Most allergic reactions occur quickly, the bee sting can drop a person in minutes into a life threatening allergic reaction. The child who eats peanuts and gets itchy and has hives can die within minutes. This is not the case with this allergy caused by a tick bite, it is not for 4-8 hours that anyone feels the horrors of the allergic response. Therefore it might take months before the person having this allergy correlates it to the source. Most people look to the last thing they ate and have never read or been told an allergy can take 8 hours to emerge. 

Alpha Gal Allergy is a DELAYED 4-6 hours allergic response after eating mammal red meat.

Examples include:

  • pork
  • beef
  • lamb
  • venison
  • rabbit
  • goat
  • bison

Or mammal products:

  • beef broth
  • bacon drippings
  • protein powder
  • cow’s milk
  • cheese
  • beef gelatins

Or in medical products:

  • chemotherapy known as centuximab
  • cardiac pig valves
  • beef gelatins used in flu vaccines
  • some dental gels

When a person eats mammal meat who has Alpha-Gal antibody the ingested meat causes a histamine release causing the allergy resulting in anaphylaxis.

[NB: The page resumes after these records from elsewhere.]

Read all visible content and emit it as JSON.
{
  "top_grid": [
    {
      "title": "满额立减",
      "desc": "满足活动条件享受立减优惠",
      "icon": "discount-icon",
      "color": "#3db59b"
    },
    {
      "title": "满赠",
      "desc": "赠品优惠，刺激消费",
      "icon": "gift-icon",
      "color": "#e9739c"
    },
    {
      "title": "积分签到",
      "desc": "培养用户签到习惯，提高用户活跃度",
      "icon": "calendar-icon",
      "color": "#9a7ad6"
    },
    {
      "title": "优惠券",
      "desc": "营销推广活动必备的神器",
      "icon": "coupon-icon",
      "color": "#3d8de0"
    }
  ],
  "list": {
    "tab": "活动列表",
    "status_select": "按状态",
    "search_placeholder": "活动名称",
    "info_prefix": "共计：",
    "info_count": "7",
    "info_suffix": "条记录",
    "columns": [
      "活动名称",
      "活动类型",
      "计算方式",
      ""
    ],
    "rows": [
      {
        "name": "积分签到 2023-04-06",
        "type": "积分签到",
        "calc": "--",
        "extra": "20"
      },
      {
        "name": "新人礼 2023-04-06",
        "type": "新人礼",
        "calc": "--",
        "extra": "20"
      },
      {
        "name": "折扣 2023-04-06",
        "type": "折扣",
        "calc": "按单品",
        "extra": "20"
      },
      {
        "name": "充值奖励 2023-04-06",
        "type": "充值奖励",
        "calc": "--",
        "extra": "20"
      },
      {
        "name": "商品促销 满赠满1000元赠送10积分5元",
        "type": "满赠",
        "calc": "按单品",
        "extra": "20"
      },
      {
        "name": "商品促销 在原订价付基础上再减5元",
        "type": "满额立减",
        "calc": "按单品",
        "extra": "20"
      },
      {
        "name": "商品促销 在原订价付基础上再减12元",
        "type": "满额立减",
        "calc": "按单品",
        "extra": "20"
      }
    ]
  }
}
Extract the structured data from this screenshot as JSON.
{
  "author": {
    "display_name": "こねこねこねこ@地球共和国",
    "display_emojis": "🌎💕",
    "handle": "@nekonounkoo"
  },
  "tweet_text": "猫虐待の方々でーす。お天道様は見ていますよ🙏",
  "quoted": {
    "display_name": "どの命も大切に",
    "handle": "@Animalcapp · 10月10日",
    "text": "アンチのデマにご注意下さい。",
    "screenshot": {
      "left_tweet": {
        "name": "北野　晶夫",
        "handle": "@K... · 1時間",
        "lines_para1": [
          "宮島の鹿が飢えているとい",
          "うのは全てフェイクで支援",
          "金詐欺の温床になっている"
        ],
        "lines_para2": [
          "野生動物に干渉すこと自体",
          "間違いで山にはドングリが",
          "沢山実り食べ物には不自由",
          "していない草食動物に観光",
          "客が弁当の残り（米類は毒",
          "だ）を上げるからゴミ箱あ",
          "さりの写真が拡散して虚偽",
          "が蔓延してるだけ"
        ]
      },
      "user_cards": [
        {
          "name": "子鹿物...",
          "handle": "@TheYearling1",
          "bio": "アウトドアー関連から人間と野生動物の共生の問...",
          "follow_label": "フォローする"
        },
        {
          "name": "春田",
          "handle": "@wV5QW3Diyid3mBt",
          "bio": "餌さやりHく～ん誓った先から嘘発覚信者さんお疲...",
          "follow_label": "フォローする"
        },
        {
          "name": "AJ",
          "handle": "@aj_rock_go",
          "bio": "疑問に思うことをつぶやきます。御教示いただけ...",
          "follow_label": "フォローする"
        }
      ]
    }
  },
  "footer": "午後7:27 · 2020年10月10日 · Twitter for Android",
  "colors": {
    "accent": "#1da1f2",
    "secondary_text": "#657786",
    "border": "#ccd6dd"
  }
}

Anaphylactic shock causes death quickly if not treated by medical personnel. The only way to avoid this at this time is by avoiding all mammal products which is a great hardship and sometimes difficult task due to lack of information on the ingredients in many products or prepared meals. Fish and poultry are not mammalian meats and therefore have not been known to produce the allergy in most people.


Commins, S.P., & Platts-Mills, T.A. (2013). Delayed anaphylaxis to red meat in patients with IgE specific for galactose alpha-1,3-galactose (alpha-gal). Curr Allergy Asthma Res., 13(1), 72-77. doi: 10.1007/s11882-012-0315